### DIRECTIONS FOR THIS TASK
Every line below that holds the word "Bass" must be listed.

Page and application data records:
BEGIN

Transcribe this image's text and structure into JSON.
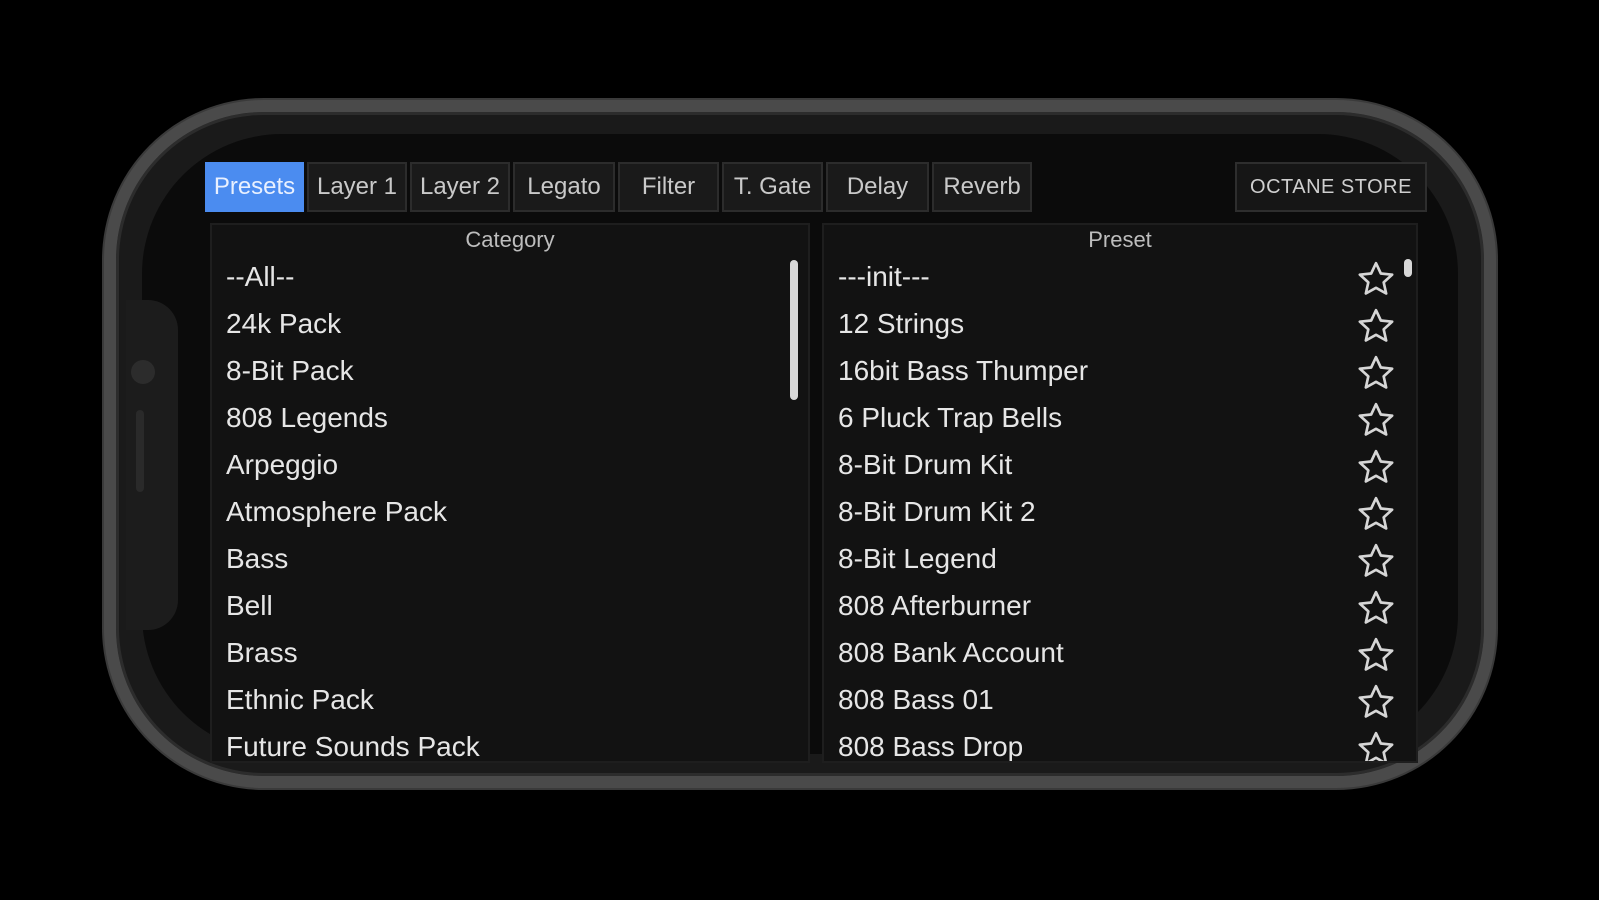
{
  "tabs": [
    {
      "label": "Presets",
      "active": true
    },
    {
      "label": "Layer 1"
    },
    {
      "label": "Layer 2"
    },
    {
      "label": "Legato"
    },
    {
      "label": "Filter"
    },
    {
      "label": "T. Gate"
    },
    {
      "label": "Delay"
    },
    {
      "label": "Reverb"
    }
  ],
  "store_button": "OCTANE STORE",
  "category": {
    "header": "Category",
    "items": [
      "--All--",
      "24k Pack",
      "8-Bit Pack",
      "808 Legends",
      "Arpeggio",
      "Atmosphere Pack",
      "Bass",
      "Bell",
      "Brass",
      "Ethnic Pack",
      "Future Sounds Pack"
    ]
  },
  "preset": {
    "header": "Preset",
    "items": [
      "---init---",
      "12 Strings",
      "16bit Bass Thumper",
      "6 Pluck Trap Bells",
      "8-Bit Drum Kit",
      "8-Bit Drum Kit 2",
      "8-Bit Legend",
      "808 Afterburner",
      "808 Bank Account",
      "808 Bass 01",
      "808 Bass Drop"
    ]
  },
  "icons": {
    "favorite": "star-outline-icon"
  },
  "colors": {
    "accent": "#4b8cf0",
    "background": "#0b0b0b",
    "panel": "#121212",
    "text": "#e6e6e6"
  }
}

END

### ANSWER BOX
      "Bass",
      "16bit Bass Thumper",
      "808 Bass 01",
      "808 Bass Drop"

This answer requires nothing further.